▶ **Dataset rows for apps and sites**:

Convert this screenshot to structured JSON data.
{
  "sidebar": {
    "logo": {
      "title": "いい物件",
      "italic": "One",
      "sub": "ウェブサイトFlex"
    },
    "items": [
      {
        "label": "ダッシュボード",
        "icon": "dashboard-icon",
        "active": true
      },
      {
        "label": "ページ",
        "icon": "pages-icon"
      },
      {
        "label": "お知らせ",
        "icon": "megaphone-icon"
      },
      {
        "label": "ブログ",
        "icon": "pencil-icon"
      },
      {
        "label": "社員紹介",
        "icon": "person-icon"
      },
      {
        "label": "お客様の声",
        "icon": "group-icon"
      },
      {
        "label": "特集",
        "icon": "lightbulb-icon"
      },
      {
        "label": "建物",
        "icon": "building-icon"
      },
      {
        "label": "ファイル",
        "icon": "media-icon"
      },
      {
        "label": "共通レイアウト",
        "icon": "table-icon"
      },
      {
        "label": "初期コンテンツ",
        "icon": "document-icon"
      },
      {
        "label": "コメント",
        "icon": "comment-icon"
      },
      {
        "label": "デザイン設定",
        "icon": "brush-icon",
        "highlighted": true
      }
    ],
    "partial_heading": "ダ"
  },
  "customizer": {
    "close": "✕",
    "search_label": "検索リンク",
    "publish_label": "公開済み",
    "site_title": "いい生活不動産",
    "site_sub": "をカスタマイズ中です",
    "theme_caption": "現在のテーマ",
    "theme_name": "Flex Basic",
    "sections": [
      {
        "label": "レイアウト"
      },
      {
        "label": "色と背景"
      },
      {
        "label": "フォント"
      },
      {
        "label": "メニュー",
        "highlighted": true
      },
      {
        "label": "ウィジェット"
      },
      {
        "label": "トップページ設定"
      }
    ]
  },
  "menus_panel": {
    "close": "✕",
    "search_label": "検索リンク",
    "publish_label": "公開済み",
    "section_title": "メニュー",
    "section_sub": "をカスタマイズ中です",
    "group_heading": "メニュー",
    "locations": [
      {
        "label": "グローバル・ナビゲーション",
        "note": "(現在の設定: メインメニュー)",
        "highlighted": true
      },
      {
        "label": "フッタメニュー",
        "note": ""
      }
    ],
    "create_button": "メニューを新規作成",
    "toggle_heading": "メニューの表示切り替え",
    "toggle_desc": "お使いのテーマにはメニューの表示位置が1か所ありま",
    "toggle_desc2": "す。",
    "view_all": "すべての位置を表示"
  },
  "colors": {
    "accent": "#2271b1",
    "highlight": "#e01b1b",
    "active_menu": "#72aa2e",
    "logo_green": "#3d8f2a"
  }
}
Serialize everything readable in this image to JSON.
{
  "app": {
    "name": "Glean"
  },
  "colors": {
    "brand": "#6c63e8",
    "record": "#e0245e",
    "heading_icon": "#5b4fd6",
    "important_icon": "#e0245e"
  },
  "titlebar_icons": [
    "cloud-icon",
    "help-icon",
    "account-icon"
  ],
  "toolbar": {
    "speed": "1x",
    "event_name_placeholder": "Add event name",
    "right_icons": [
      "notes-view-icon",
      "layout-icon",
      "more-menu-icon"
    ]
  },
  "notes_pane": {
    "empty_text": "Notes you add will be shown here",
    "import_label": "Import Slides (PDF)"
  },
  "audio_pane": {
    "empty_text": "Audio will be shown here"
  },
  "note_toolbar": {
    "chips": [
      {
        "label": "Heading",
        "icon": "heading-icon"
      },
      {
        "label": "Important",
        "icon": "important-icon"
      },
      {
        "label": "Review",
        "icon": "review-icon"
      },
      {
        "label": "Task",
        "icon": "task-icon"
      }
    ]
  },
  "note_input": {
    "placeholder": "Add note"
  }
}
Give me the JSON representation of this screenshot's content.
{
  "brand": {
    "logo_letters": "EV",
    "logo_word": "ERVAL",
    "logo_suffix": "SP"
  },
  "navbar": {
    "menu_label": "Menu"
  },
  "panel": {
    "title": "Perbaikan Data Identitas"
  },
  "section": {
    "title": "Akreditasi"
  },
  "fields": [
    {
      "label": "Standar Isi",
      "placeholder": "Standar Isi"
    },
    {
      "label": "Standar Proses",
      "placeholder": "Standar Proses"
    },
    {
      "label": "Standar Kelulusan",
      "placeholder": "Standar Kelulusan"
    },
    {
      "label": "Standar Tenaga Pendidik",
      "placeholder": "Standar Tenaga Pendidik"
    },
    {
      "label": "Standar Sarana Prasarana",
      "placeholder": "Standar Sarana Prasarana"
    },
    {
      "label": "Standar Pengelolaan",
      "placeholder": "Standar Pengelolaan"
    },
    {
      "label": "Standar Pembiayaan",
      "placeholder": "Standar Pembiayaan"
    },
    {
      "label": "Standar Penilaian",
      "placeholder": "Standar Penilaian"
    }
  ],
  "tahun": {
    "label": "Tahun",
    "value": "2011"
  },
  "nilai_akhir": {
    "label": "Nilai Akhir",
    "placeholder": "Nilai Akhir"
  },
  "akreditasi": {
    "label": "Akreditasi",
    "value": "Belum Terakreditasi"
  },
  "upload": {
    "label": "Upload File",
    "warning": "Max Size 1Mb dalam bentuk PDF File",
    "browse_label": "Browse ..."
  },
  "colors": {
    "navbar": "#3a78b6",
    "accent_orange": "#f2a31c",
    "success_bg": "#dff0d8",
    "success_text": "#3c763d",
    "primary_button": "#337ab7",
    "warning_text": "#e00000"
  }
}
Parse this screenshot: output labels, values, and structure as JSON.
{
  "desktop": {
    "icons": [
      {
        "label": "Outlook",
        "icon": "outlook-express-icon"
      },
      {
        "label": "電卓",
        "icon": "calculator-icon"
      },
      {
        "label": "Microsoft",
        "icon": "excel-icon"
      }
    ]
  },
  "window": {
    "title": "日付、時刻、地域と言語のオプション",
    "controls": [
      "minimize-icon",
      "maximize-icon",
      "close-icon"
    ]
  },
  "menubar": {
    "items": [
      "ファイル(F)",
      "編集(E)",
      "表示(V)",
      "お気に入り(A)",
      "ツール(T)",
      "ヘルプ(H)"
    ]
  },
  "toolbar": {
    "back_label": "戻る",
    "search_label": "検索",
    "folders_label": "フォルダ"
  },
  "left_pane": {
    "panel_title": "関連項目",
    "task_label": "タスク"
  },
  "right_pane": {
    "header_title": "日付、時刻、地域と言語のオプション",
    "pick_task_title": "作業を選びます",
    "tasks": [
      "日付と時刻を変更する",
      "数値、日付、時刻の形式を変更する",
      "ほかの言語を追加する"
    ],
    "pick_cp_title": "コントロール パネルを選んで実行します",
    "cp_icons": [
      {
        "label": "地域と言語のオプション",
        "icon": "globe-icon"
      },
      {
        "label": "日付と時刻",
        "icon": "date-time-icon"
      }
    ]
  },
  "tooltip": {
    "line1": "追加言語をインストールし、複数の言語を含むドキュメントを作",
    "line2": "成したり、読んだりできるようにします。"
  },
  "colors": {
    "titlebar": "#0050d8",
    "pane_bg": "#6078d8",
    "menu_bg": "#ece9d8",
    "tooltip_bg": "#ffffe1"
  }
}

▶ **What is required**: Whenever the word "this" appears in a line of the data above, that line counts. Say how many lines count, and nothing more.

▶ **Expected answer**: 4